  2. Instructions for generating the necessary data files can be found here. Add them to the data/tree/ directory following the naming convention seen in the existing files.
  3. Update the datafiles content block with the appropriate metadata and file path for the data files you generated.

Additional instructions for the Compare page

  1. The Compare page is a React application. The source files are in _src/js/compare/ and are are bundled with Webpack.
  2. When developing on the Compare page, run yarn to install all the necessary node dependencies and yarn run watch to watch the source files for changes and rebuild the asset bundles accordingly.
  3. The Compare page communicates with a separately maintained API to fetch its data. Documentation for that API can be found in our wiki.

Publishing Changes

Make changes and review them on your local development site. If everyting looks good, push your changes to your personal fork and merge the commit(s) into your master branch. Finally, issue a pull request and we'll take it from there!

Issuing a pull request

Simply push your code changes to your repo in whatever branch you used locally, then merge into master. At this point you can either 1) push from your master to the staging branch of the upstream repo or 2) just tell an admin of the upstream repo that your work is ready for review. (Anyone with admin privileges on the original repo will be able to create a pull request from your repo). Your changes will then be reviewed, tested, and (if everything looks good) pushed into the master branch.

Starting in March 2020, code changes pushed to the master branch of the (original) repo will use GitHub Actions to trigger a continuous integration process that (among other things):

  • runs WebPack;
  • builds static files with Eleventy; and
  • deploys the updated web files to GitHub Pages

Generating the API


Oakland budget data are hosted in a special table that lives in the database of a WordPress site. This site exists primarily for the purpose of managing this data, and is not intended for public consumption. Should you need access to the backend of the site, please contact Felicia on Slack.

The API we have built is completely independent of the Open Budget Oakland site, and can be consumed by anyone. Thus far, we have not had to place any limits on traffic to the server, but that may change in the future. To learn how to use the API, please see the documentation in our GitHub wiki.

Using the plugin to generate the API

The WordPress plugin (OBO Custom Routes) that generates our API can be installed and used on any WordPress site, providing a database table with the expected column names is present. Currently, the plugin is hard-coded to expect a table called oakland_budget_items. Obviously, that would be something you'd want to change if you were to use the plugin for another project. Additionally, database queries can easily be altered to fit a different table structure and to create different kinds of endpoints with a bit of PHP skill.

Developing locally

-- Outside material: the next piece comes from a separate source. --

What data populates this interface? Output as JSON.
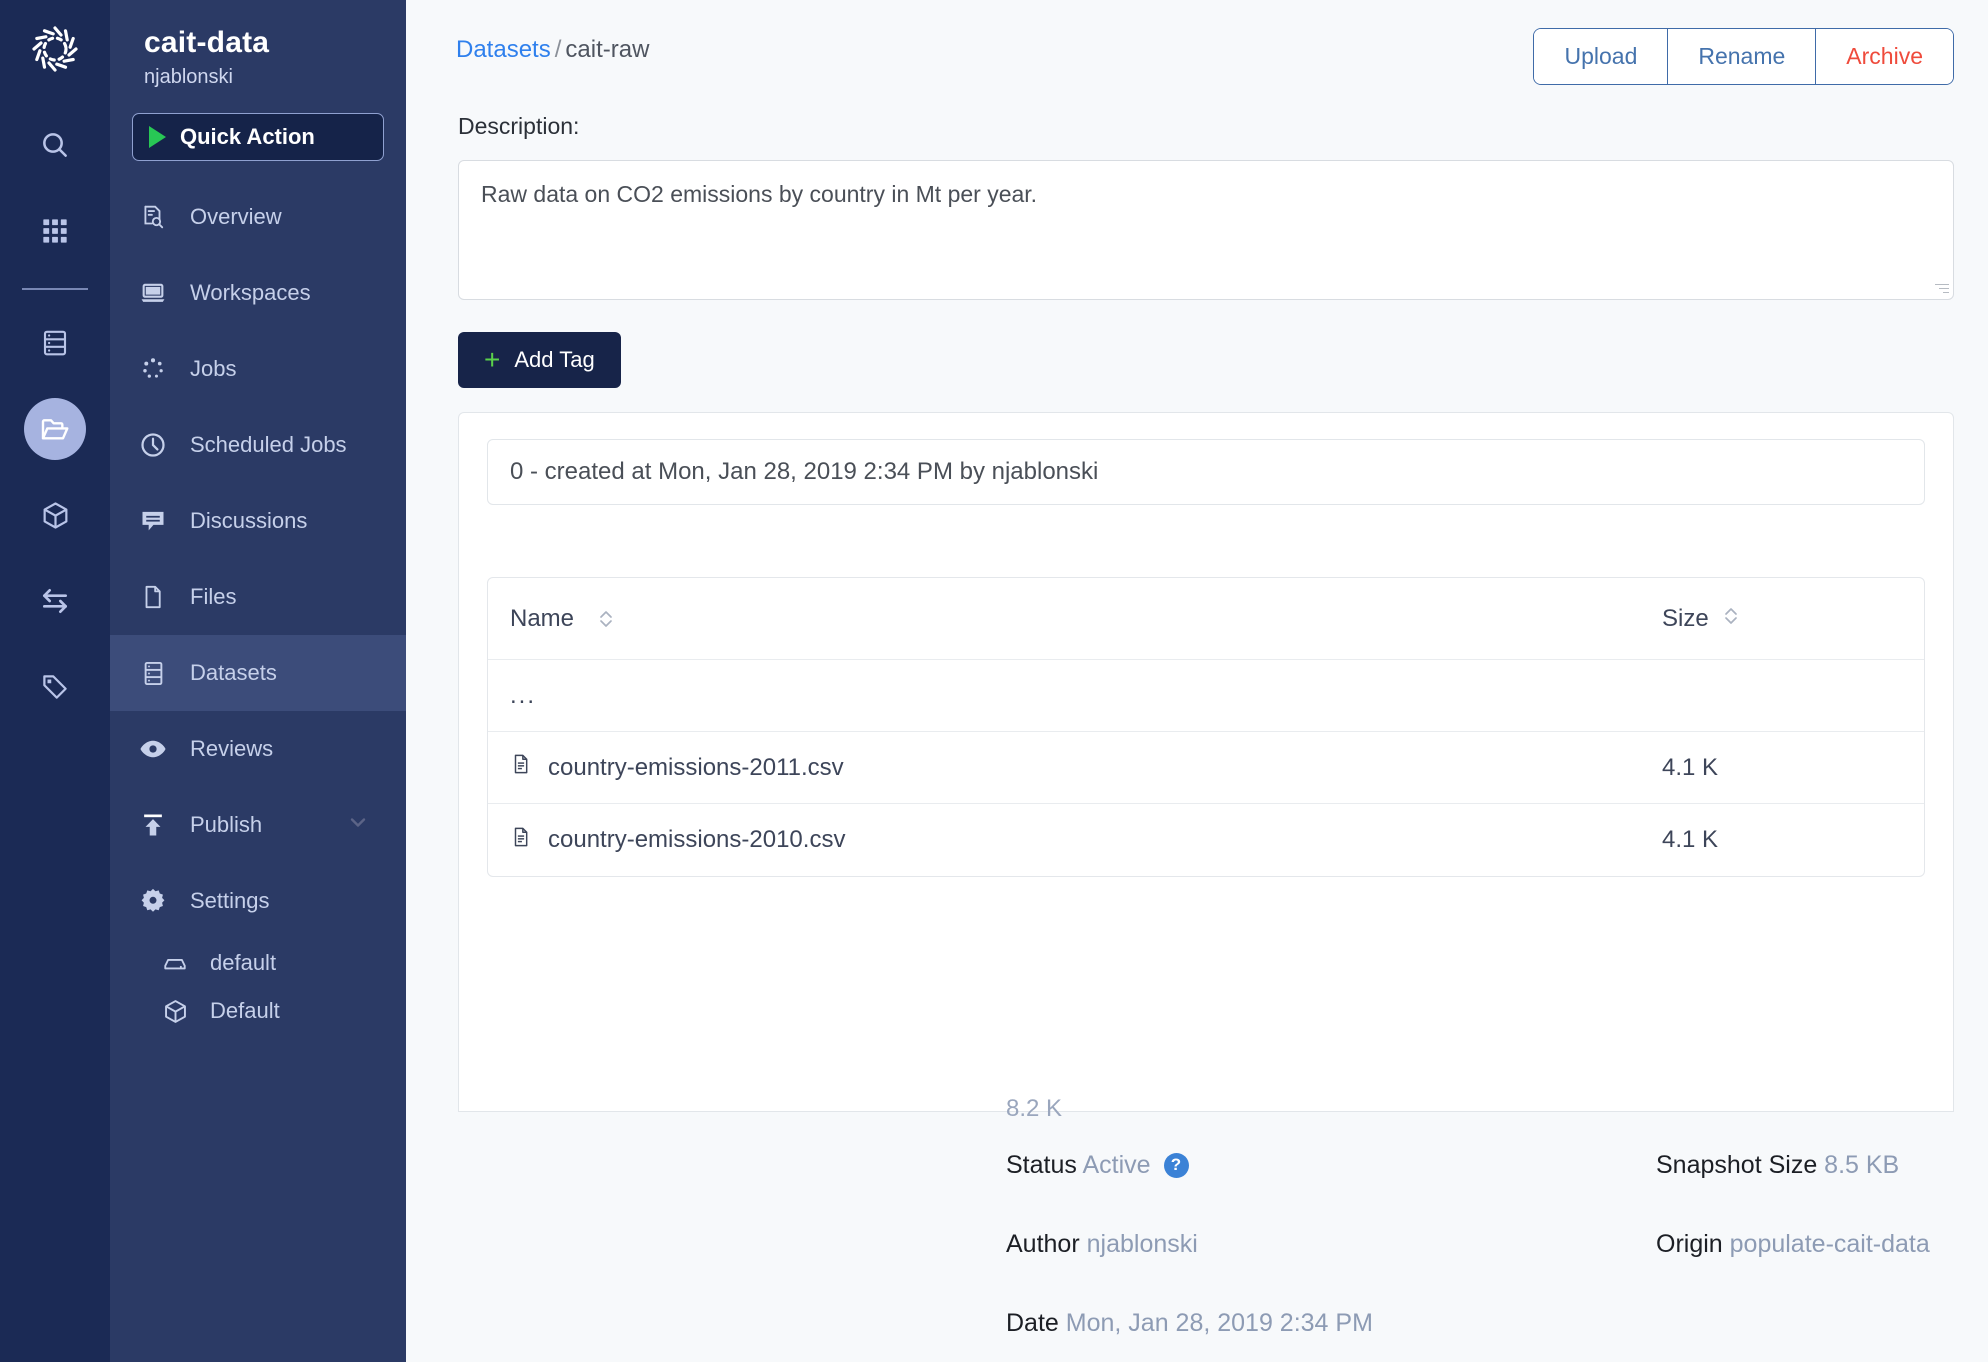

To develop new features for the API, you may want to run Wordpress locally. This repo includes a configuration file for doing so with Docker Compose. With Docker Compose installed, simply run docker-compose up in wordpress plugin for custom API endpoints/ to activate linked containers for Wordpress, MySQL, and PhpMyAdmin. The Wordpress container will mount that directory as though it were Wordpress' plugins/ directory, allowing your edits to the plugin files in obo_custom_routes/ to be reflected in your Wordpress instance. (Additional plugins that are not part of this repository will appear in that directory; they should be ignored by git.)